I saw that this past week (January 18) was the birthday of A.A. Milne, most famously the creator of Winnie-the-Pooh. The Pooh books have been favorites of mine since childhood and have had a revival in my life since the appearance of grandchildren.
Milne was a complicated person famous for simply-written stories. His own life was more complex. Like many famous men I have admired, he was, unfortunately, a poor father.
He was born in London in 1882. H.G. Wells was once his schoolteacher. Alan Alexander Milne went to Trinity College on a mathematics scholarship, but he preferred the less practical path of writing. At that stage, he was writing light verses and plays.
He considered himself a lifelong pacifist. But he enlisted in the Royal Warwickshire Regiment and worked in the Royal Corps of Signals in WWI.
He was also solidly an atheist. He said that “The Old Testament is responsible for more atheism, agnosticism, disbelief — call it what you will — than any book ever written. It has emptied more churches than all the counter-attractions of cinema, motor bicycles, and golf courses.”
He wrote for the British humor magazine Punch. He played cricket on a team with Arthur Conan Doyle (Sherlock Holmes) and J.M. Barrie (Peter Pan).
Pooh wasn’t his first publication. He had written several plays – Mr. Pim Passes By and Toad of Toad Hall.
While on holiday with his son, Christopher Robin, he started to write some verses about Christopher’s stuffed animals.
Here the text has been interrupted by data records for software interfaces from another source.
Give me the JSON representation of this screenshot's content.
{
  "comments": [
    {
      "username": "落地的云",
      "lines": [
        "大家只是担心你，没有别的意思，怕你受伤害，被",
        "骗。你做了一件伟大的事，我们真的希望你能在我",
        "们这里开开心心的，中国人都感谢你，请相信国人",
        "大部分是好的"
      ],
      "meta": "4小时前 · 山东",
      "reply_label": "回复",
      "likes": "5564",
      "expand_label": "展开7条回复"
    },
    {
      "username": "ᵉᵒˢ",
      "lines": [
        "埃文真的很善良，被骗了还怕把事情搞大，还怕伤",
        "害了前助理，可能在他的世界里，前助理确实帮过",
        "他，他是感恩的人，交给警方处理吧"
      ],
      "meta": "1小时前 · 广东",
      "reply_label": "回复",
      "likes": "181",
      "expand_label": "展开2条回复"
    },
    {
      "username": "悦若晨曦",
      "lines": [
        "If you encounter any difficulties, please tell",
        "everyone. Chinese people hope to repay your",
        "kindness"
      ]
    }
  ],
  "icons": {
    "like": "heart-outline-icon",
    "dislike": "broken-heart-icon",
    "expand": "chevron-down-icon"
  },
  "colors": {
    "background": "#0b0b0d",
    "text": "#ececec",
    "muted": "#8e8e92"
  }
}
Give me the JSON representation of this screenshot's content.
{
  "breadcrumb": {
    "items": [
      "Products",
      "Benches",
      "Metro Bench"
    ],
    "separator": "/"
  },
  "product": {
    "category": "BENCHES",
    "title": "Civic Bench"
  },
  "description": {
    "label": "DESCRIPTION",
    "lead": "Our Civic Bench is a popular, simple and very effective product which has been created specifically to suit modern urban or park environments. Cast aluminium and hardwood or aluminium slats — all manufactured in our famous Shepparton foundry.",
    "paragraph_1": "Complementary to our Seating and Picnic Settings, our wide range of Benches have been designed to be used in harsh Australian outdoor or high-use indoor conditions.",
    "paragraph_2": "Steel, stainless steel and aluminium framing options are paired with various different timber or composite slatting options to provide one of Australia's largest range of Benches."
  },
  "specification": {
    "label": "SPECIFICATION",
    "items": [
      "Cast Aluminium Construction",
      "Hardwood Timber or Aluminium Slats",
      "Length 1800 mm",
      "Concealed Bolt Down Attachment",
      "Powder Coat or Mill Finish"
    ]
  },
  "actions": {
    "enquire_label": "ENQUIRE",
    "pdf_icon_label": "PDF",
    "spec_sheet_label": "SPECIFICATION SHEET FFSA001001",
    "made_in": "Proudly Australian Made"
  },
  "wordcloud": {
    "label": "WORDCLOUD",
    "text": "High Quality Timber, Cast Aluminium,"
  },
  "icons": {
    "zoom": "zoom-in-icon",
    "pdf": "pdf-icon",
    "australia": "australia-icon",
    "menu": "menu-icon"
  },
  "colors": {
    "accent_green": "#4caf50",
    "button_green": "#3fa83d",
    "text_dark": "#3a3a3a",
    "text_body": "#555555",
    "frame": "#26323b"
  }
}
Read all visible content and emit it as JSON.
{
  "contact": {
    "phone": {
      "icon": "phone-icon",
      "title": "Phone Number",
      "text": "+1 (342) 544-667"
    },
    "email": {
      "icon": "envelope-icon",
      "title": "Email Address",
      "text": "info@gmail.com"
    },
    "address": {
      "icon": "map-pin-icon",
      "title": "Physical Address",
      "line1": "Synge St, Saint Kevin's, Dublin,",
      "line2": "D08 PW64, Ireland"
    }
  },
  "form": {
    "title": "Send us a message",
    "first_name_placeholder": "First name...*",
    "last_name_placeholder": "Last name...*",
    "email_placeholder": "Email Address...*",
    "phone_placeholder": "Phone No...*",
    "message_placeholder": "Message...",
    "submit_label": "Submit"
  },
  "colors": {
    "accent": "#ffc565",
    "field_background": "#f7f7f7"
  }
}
The main character was a teddy bear his son called “Edward the Bear.”
The verses grew into stories set in the Hundred Acre Wood, which was his version of the Ashdawn Forest where they went on holidays. Winnie-the-Pooh was first featured in a Christmas story, “The Wrong Side of Bees,” published in the London Evening News in December of 1925. Fans of Pooh will recognize which chapter in the book that story became.
In six years, Winnie-the-Pooh was a million-dollar business.
Milne wasn’t happy that the “bear of very little brain” overshadowed any other writing he did, particularly if he tried to be more serious. Doyle and Barrie could identify with that writer’s trap.
Christopher Robin was also not a fan of Pooh as he grew older. He blamed the characters for making his father famous and distant from him. It took most of his life to reconcile his relationship with the character and fame. He never really reconciled with his parents. (More on that here.)
Winnie-the-Pooh (1926) and The House at Pooh Corner (1928) are now considered classics of children’s literature though still read by adults. (Though Amazon lists 13 Pooh books.)
Elsewhere I have written that Pooh’s world is philosophically a good personification of wu wei and pu. I’m sure Milne had no idea about this or intended it. Wu wei is a Taoist concept of “effortless doing” your work and life.
The homophone of pu is also Taoist and the Chinese word that means “unworked wood” or “simple.” Philosophically, this is a metaphor for the natural state of humanity. This “beginner’s mind” is open to, but unburdened by, experience.
That’s Pooh bear.